The other great character is the party thief Cyric. He’s the best kind of burgeoning villain. Pragmatic rather than malevolent, he believes what he sees and not much else. He’s cynical, suspicious, and rational. One of the early introductory bits of history about Cyric involves him directly facing the Goddess Tymora, to whom he did not tithe a proper amount of gold. When asked whether or not he believes in her, and whether that is why he would not sacrifice to her, the response is basically, “If you’re not a goddess, you don’t deserve my gold; if you are a goddess you have no need for it, so why bother?” In a world like the Realms where the supernatural is so commonplace, the logic and rationality is actually quite refreshing. Cyric becomes a much larger fixture in the history of the Realms as a result of actions that occur during this trilogy, and giving him such a relateable grounding helps establish him later in the series.
Some strong opinions
The Avatar Trilogy turned out to be something of a polarizer for fans of the Forgotten Realms. It was once suggested to me by a source who will remain nameless that many of the changes these books made to the setting were done without much consulting with the other authors; a few works in progress had to be changed if not all but scrapped to account for the new state of things. This is where my almost certainly false idea about why the book was published under a pseudonym originates.

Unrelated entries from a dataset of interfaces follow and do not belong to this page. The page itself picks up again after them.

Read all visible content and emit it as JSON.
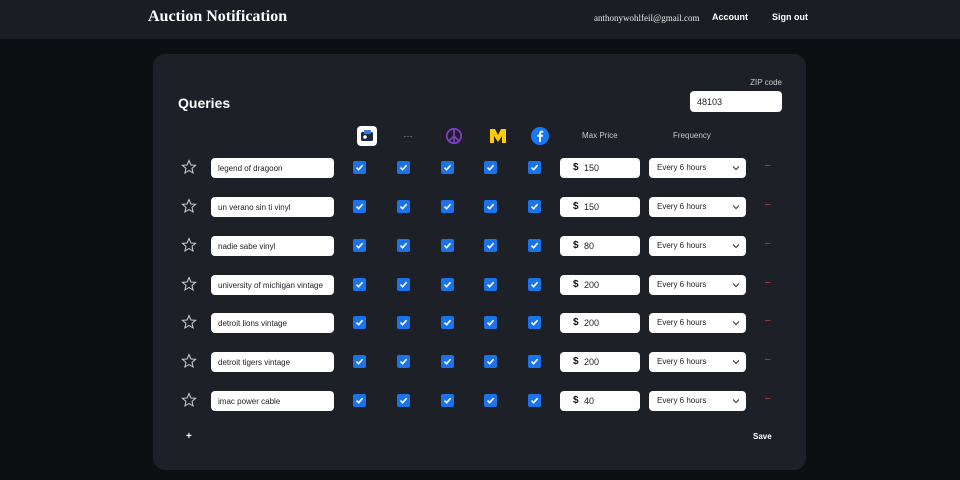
{
  "header": {
    "brand": "Auction Notification",
    "email": "anthonywohlfeil@gmail.com",
    "account_label": "Account",
    "signout_label": "Sign out"
  },
  "queries": {
    "title": "Queries",
    "zip_label": "ZIP code",
    "zip_value": "48103",
    "columns": {
      "dots_label": "···",
      "max_price": "Max Price",
      "frequency": "Frequency"
    },
    "source_icons": [
      "app-store-icon",
      "more-dots-icon",
      "peace-sign-icon",
      "michigan-m-icon",
      "facebook-icon"
    ],
    "currency_symbol": "$",
    "remove_label": "–",
    "add_label": "+",
    "save_label": "Save",
    "rows": [
      {
        "query": "legend of dragoon",
        "checks": [
          true,
          true,
          true,
          true,
          true
        ],
        "price": "150",
        "frequency": "Every 6 hours"
      },
      {
        "query": "un verano sin ti vinyl",
        "checks": [
          true,
          true,
          true,
          true,
          true
        ],
        "price": "150",
        "frequency": "Every 6 hours"
      },
      {
        "query": "nadie sabe vinyl",
        "checks": [
          true,
          true,
          true,
          true,
          true
        ],
        "price": "80",
        "frequency": "Every 6 hours"
      },
      {
        "query": "university of michigan vintage",
        "checks": [
          true,
          true,
          true,
          true,
          true
        ],
        "price": "200",
        "frequency": "Every 6 hours"
      },
      {
        "query": "detroit lions vintage",
        "checks": [
          true,
          true,
          true,
          true,
          true
        ],
        "price": "200",
        "frequency": "Every 6 hours"
      },
      {
        "query": "detroit tigers vintage",
        "checks": [
          true,
          true,
          true,
          true,
          true
        ],
        "price": "200",
        "frequency": "Every 6 hours"
      },
      {
        "query": "imac power cable",
        "checks": [
          true,
          true,
          true,
          true,
          true
        ],
        "price": "40",
        "frequency": "Every 6 hours"
      }
    ]
  },
  "colors": {
    "page_bg": "#0e0f12",
    "header_bg": "#1b1d22",
    "card_bg": "#1e2027",
    "checkbox": "#1a73e8",
    "remove": "#d64545",
    "peace": "#7b3fbf",
    "michigan_m": "#ffcb05",
    "facebook": "#1877f2"
  }
}
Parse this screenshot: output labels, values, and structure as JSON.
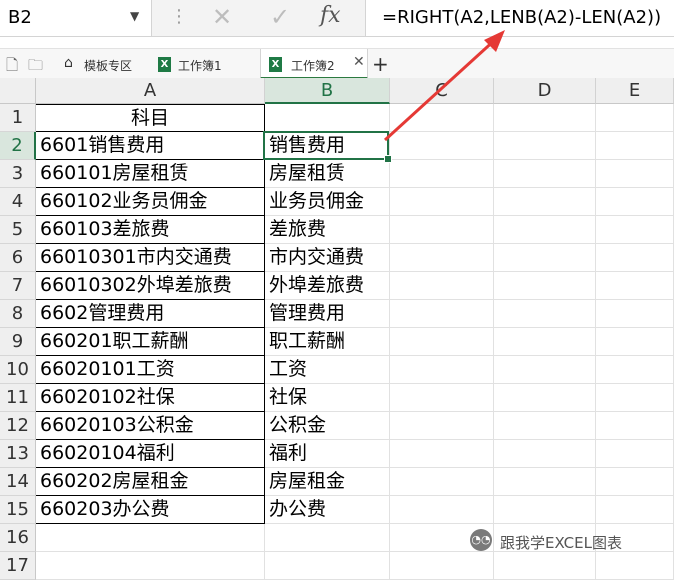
{
  "formula_bar": {
    "name_box": "B2",
    "name_dropdown_icon": "chevron-down-icon",
    "cancel_icon": "✕",
    "enter_icon": "✓",
    "fx_icon": "fx",
    "formula": "=RIGHT(A2,LENB(A2)-LEN(A2))"
  },
  "tabs": [
    {
      "label": "模板专区",
      "icon": "home-icon"
    },
    {
      "label": "工作簿1",
      "icon": "excel-icon"
    },
    {
      "label": "工作簿2",
      "icon": "excel-icon",
      "active": true
    }
  ],
  "columns": [
    "A",
    "B",
    "C",
    "D",
    "E"
  ],
  "rows": [
    "1",
    "2",
    "3",
    "4",
    "5",
    "6",
    "7",
    "8",
    "9",
    "10",
    "11",
    "12",
    "13",
    "14",
    "15",
    "16",
    "17"
  ],
  "selected_cell": "B2",
  "colA": [
    "科目",
    "6601销售费用",
    "660101房屋租赁",
    "660102业务员佣金",
    "660103差旅费",
    "66010301市内交通费",
    "66010302外埠差旅费",
    "6602管理费用",
    "660201职工薪酬",
    "66020101工资",
    "66020102社保",
    "66020103公积金",
    "66020104福利",
    "660202房屋租金",
    "660203办公费"
  ],
  "colB": [
    "",
    "销售费用",
    "房屋租赁",
    "业务员佣金",
    "差旅费",
    "市内交通费",
    "外埠差旅费",
    "管理费用",
    "职工薪酬",
    "工资",
    "社保",
    "公积金",
    "福利",
    "房屋租金",
    "办公费"
  ],
  "colors": {
    "accent": "#217346",
    "arrow": "#e53935"
  },
  "watermark": "跟我学EXCEL图表"
}
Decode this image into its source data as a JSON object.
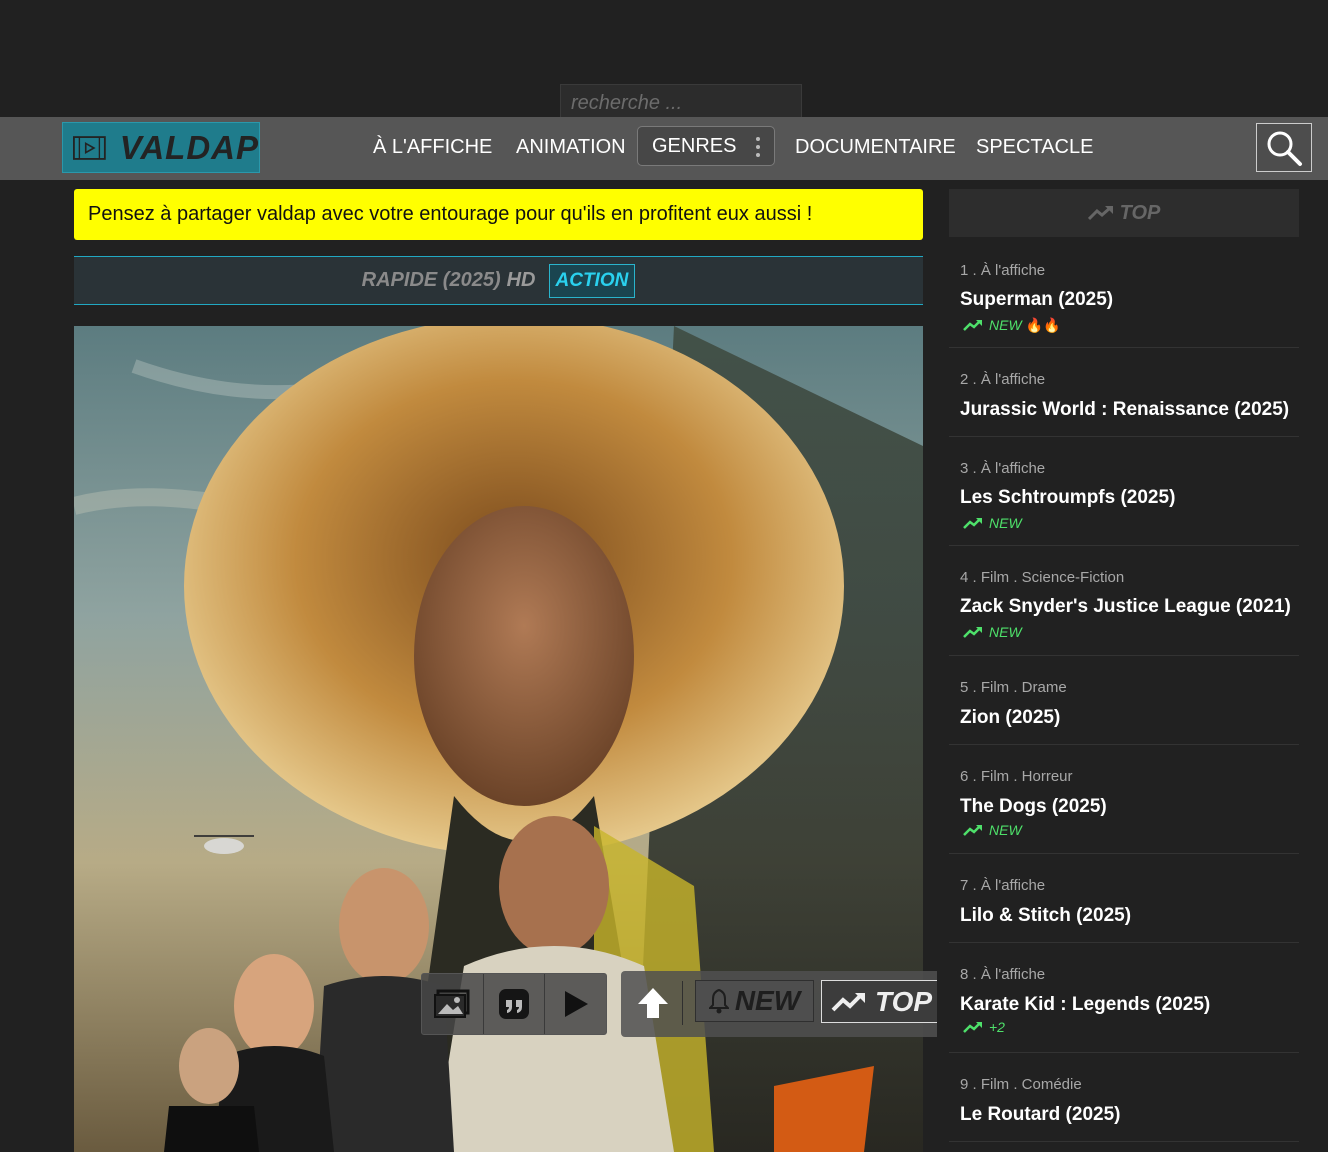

It was also the catalyst for plenty of questions for various authors and other TSR staff at conventions for a few years following the publication of the series.
As a lifelong reader of the Forgotten Realms, I don’t like a lot of what happened in this book and this trilogy. It just pushed so much existing lore out the window and replaced it for evidently no necessary reason. This is a lot like retconning a series to make a future mistake into truth. Instead they seem to be suggesting that they’d screwed up somewhere in earlier works and wanted to reset the world more to their liking, but the changes they went with remain very strange to me.
Why should you read this book?
If you enjoy epic fantasy without necessarily having to slog through 10+ books and thousands of pages, this is a great book for you. The whole trilogy is only about 1000 pages end to end and all done in the classic action-oriented realms style that made it so popular. Not to mention, you have Gods battling over cities, magic going awry throughout the world, and an intrepid band of heroes facing impossible odds to try and save the world from utter destruction.
It also serves as one of the more integral “realms history” books in the catalogue. So much changes with how the Realms function as a result of this series that in order to really understand a lot of events of later works, you need to understand what happened during this time. Many elements are referenced only obliquely from here on out, and if you don’t read it here, you might find certain things confusing or hard to follow down the road.
Whether you like, dislike or don’t care about the changes these books made to the setting, they are inarguably among the most important and impacting entries in the Forgotten Realms bibliography.